However, threat from the sloth bears is also reported to people and crops. The human-sloth bear conflict was scientifically examined for one year (between June 2007 and July 2008 in Jessore Sanctuary and also in the Mount Abu Sanctuary, which revealed that there were human casualties due to attack by bears. Thirty such attacks on humans (more on males) in the forest, villages and crop fields were reported during the study period, with summer season recording the maximum number followed by monsoon and winter. Crop damage of varying degree by bears was also reported.[12] This has caused fear among the villagers. However, under these conditions of threat to life and crops, the bears may be killed under the law to protect life or property.[3]


Proposals to create a biological corridor of four protected areas in the Aravalli hills as conservation area namely, the Jessore and Balaram Ambaji in Gujarat in Banskantha and Sabarkantha, and Mt. Abu and Fulwar-Ki-Nar in the districts of Udaipur and Sirohi in Rajasthan to be developed as multiple use zones, have been mooted since all these are sanctuaries for sloth bear. Community participation is also suggested in this plan.[13]

See also[edit]


  1. ^ Negi, Sharad Singh (1991). Handbook of national parks, sanctuaries, and biosphere reserves in India.

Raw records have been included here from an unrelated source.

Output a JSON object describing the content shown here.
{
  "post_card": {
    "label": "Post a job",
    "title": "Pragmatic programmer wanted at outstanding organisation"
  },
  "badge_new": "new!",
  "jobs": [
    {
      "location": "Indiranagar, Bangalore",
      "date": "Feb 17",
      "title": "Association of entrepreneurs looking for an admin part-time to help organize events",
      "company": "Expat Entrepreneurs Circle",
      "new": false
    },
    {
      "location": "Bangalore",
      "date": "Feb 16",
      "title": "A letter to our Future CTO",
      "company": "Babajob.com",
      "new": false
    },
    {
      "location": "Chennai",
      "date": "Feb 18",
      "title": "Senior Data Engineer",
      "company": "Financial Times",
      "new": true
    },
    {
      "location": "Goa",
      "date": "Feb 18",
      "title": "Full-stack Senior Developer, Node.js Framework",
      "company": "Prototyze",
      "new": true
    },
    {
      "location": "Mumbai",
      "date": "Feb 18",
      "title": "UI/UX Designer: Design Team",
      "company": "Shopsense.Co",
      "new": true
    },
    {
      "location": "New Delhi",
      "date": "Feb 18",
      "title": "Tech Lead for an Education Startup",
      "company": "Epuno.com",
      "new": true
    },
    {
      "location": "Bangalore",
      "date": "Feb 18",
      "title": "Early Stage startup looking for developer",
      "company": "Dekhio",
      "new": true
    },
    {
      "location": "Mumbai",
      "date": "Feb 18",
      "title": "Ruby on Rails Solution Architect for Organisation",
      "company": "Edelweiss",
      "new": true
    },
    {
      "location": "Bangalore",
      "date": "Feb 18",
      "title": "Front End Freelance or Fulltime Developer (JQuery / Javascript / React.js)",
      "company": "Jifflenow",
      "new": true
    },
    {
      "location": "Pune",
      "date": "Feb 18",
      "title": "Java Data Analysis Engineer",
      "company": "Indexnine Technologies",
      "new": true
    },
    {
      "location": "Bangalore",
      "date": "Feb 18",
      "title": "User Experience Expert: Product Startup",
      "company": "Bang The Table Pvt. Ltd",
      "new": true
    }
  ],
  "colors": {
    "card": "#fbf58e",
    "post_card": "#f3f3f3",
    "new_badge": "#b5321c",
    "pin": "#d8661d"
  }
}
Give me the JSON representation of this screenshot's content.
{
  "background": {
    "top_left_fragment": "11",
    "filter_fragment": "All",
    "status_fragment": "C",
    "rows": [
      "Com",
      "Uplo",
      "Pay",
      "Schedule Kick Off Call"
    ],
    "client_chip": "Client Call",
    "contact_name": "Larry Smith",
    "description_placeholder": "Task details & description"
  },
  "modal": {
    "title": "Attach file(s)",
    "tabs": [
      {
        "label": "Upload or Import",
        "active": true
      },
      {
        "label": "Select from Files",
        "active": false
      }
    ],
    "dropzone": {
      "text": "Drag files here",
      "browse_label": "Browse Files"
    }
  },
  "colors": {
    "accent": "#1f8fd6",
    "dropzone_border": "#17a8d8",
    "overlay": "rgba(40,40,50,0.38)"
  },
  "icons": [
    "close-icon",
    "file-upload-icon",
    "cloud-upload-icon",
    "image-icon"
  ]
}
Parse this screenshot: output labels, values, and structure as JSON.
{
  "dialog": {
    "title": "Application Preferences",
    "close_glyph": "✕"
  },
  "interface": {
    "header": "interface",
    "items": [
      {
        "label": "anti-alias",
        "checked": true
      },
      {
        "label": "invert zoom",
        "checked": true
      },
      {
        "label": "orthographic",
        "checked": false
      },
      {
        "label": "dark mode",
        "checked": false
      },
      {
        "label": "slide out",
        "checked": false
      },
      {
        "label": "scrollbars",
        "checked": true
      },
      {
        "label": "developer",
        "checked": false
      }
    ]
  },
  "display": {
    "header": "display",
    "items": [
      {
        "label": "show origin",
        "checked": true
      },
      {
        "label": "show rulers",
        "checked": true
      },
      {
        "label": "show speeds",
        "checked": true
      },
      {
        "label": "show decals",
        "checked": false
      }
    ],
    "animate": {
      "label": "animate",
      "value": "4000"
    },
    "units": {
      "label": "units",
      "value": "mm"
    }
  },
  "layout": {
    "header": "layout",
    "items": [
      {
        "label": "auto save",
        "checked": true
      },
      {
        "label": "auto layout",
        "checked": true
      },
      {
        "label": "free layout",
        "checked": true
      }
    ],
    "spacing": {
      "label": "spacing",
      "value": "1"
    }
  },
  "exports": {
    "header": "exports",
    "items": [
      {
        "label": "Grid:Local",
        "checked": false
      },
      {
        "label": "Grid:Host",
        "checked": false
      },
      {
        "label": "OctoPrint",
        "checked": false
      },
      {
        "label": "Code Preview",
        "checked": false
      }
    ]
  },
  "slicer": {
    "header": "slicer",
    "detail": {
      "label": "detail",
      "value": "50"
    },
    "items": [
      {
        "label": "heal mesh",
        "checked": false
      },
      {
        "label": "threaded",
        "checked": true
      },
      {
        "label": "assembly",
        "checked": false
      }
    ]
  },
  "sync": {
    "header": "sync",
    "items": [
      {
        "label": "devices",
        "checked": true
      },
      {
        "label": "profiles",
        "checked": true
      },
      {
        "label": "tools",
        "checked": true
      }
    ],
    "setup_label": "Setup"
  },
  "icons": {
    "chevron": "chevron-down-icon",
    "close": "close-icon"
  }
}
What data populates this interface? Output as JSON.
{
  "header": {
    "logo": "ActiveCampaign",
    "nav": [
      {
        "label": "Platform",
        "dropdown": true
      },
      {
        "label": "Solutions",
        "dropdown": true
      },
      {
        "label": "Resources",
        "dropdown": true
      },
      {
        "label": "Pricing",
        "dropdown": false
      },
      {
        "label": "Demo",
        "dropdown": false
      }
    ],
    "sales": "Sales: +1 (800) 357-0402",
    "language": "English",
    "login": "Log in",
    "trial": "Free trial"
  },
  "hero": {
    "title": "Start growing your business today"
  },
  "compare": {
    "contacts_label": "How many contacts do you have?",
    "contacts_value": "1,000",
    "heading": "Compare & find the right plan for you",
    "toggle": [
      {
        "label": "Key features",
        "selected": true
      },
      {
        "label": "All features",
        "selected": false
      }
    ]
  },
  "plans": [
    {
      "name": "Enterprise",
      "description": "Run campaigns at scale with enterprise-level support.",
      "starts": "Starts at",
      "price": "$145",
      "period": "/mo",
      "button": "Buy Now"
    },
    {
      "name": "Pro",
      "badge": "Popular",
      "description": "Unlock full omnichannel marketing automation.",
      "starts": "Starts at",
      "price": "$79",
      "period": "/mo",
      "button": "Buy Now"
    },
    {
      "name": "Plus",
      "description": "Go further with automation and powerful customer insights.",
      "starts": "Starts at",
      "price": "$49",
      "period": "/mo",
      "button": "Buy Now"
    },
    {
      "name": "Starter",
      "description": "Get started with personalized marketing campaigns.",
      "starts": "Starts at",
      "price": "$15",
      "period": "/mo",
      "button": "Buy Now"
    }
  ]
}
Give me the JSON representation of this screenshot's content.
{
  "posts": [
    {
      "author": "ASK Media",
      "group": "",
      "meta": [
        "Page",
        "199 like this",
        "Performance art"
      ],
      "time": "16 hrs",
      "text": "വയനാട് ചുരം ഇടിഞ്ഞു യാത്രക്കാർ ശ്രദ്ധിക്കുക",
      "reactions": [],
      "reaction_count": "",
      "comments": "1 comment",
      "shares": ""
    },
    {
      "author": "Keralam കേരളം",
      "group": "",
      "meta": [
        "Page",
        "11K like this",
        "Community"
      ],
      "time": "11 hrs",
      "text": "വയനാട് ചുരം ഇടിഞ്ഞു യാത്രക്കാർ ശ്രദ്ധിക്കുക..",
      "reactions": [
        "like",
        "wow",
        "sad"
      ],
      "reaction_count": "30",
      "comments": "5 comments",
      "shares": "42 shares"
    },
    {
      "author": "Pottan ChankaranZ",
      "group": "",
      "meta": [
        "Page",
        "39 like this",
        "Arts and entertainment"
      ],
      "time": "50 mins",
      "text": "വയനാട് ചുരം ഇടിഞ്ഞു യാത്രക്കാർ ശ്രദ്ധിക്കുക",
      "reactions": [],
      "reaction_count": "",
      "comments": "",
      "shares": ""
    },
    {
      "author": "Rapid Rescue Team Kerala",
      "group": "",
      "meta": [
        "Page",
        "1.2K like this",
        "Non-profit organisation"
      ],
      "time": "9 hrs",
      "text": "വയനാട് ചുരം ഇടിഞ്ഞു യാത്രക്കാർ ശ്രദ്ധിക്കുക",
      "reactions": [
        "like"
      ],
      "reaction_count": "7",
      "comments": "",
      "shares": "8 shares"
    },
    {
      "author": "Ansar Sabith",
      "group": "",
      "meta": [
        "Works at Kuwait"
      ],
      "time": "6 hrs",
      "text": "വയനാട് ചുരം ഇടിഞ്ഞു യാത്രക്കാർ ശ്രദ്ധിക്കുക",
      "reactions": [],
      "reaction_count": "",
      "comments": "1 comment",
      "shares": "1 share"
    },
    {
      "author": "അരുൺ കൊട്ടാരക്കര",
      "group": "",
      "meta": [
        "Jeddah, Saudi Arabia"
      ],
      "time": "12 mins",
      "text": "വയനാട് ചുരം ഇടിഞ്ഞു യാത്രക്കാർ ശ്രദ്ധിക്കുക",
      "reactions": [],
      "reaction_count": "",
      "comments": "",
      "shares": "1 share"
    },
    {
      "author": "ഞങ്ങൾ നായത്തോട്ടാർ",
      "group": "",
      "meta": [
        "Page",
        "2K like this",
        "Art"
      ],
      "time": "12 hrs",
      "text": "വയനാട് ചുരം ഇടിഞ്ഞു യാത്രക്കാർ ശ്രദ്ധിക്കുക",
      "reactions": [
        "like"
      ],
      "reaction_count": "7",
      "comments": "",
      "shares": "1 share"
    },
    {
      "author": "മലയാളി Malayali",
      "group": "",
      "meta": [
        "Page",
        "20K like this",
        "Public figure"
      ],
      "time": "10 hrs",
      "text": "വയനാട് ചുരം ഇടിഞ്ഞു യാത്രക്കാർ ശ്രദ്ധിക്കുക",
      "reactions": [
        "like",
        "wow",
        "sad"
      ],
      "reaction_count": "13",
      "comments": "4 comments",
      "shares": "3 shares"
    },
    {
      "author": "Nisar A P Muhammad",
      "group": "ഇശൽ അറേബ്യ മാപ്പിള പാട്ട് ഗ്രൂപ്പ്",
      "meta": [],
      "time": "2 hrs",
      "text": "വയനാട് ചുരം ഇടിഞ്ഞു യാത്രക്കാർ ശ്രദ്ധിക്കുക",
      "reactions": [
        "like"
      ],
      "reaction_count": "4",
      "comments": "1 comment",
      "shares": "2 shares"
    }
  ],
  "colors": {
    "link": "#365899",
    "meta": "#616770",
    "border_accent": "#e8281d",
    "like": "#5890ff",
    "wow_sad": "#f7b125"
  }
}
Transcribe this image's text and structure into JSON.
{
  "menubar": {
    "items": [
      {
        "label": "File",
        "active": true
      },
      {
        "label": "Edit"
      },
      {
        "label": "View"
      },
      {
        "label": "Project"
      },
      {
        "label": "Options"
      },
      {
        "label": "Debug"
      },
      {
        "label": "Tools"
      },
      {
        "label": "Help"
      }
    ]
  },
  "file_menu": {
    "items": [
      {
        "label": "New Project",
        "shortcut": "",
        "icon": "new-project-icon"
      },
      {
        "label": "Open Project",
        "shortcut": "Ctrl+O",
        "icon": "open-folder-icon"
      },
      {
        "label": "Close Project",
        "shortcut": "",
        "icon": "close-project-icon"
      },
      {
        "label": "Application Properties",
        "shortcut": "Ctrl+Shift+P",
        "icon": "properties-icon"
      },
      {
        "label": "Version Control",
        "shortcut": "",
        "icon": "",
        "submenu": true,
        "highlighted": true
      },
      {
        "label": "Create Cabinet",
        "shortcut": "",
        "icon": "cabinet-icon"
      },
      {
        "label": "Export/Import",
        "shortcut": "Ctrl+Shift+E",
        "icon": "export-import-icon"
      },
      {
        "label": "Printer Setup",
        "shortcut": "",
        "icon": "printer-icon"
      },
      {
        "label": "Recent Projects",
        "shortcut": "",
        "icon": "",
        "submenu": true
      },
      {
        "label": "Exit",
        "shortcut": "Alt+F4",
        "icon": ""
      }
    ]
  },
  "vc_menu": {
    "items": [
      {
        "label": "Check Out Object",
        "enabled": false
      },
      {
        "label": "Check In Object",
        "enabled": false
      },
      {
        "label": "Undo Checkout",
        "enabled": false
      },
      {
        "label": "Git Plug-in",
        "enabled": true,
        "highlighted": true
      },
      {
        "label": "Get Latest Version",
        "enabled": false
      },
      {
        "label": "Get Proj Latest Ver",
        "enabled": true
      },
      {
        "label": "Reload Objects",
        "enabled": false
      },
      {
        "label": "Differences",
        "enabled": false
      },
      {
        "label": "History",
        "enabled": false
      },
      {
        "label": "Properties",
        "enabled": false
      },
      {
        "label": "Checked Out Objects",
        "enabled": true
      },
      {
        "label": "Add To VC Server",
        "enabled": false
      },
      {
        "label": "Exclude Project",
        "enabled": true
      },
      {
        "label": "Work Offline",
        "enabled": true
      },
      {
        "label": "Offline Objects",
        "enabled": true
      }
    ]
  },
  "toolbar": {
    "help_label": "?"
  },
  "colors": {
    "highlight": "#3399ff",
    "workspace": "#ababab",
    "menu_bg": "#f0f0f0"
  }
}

Indus Pub. Co.,. p. 86. ISBN 81-85182-59-0. Retrieved 2010-02-14. 
  2. ^ a b c d e Haywood, Karen Diane (2008). Bears Endangered! Series. Marshall Cavendish. p. 21. ISBN 0-7614-2987-5. 
  3. ^ a b c Garshelis, D.L.; Ratnayeke S. & Chauhan, N.P.S. (2008). "Melursus ursinus". IUCN Red List of Threatened Species. Version 2009.2. International Union for Conservation of Nature. Retrieved 16 February 2010. 
  4. ^ a b c "Wildlife of Gujarat". 2010. Retrieved 2010-02-13. 
  5. ^ a b "The Sloth Bear" (PDF). Bear Specialist Group. pp. 1–23. Archived from the original (pdf) on December 21, 2008. Retrieved 2010-02-16. 
  6. ^ a b c d e f g "Honey Bee Volume 11 (2) April–June 2000" (pdf). Dry Land Biodiversity: Conservation of Dryland Bio Diversity –An indigenous knowledge based study. Government t of Maharashtra. pp. 14–16. Retrieved 2010-02-15. 
  7. ^ a b c d e Lemons, John; Reginald Victor; Daniel Schaffer (2003). Conserving biodiversity in arid regions: best practices in developing nations. Springer. p. 243. ISBN 1-4020-7483-2. Retrieved 2010-02-14. 
  8. ^ a b "Forest of weeds: Gando baval props up green cover". The Times of India. 2003-06-30. Retrieved 2010-02-15. 
  9. ^ "Jessore Sloth Bear Sanctuary". Retrieved 2010-02-15. [dead link]
  10. ^ Pandit BR; Patel Dax; Pandya Ushma. "Ecology". Paper no 0501-153. Bhavnagar University. Archived from the original on 2012-11-18. Retrieved 2010-02-15. 
  11. ^ a b "Sloth Bear". Arkive: Images of Life on earth. Retrieved 2010-02-14. 
  12. ^ "Human-sloth bear conflict in Mount Abu and Jessore Wildlife Sanctuaries and mitigation strategies". Government of India. Archived from the original on 2011-07-21. Retrieved 2010-02-15. 
  13. ^ Swaminathan, Dr.R. (2008). Gujarat, perspectives of the future. Academic Foundation. p. 263. ISBN 81-7188-595-0. Retrieved 2010-02-14.